§ DESCRIPTION OF THE TASK
Return each line of the entries that mentions the word "more".

(Beginning of GIVEN RECORDS)

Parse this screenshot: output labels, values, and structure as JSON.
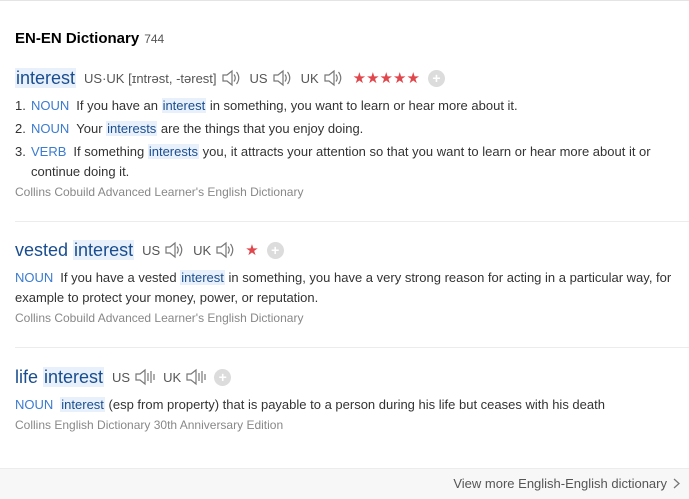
{
  "header": {
    "title": "EN-EN Dictionary",
    "count": "744"
  },
  "entries": [
    {
      "word_pre": "",
      "word_hl": "interest",
      "word_post": "",
      "pron": "US·UK [ɪntrəst, -tərest]",
      "us_label": "US",
      "uk_label": "UK",
      "stars": "★★★★★",
      "senses": [
        {
          "num": "1.",
          "pos": "NOUN",
          "pre": "If you have an ",
          "hl": "interest",
          "post": " in something, you want to learn or hear more about it."
        },
        {
          "num": "2.",
          "pos": "NOUN",
          "pre": "Your ",
          "hl": "interests",
          "post": " are the things that you enjoy doing."
        },
        {
          "num": "3.",
          "pos": "VERB",
          "pre": "If something ",
          "hl": "interests",
          "post": " you, it attracts your attention so that you want to learn or hear more about it or continue doing it."
        }
      ],
      "source": "Collins Cobuild Advanced Learner's English Dictionary"
    },
    {
      "word_pre": "vested ",
      "word_hl": "interest",
      "us_label": "US",
      "uk_label": "UK",
      "stars": "★",
      "sense": {
        "pos": "NOUN",
        "pre": "If you have a vested ",
        "hl": "interest",
        "post": " in something, you have a very strong reason for acting in a particular way, for example to protect your money, power, or reputation."
      },
      "source": "Collins Cobuild Advanced Learner's English Dictionary"
    },
    {
      "word_pre": "life ",
      "word_hl": "interest",
      "us_label": "US",
      "uk_label": "UK",
      "sense": {
        "pos": "NOUN",
        "pre": "",
        "hl": "interest",
        "post": " (esp from property) that is payable to a person during his life but ceases with his death"
      },
      "source": "Collins English Dictionary 30th Anniversary Edition"
    }
  ],
  "footer": {
    "view_more": "View more English-English dictionary"
  },
  "colors": {
    "accent": "#3b7bd0",
    "headword": "#1a4d8f",
    "highlight": "#e8f1fb",
    "star": "#e0474c"
  },
  "icons": {
    "audio": "speaker-icon",
    "audio_muted": "speaker-wave-icon",
    "add": "plus-circle-icon",
    "more": "chevron-right-icon"
  }
}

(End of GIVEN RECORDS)

§ SOLVED PROBLEM
          "post": " in something, you want to learn or hear more about it."
          "post": " you, it attracts your attention so that you want to learn or hear more about it or continue doing it."
    "view_more": "View more English-English dictionary"
    "more": "chevron-right-icon"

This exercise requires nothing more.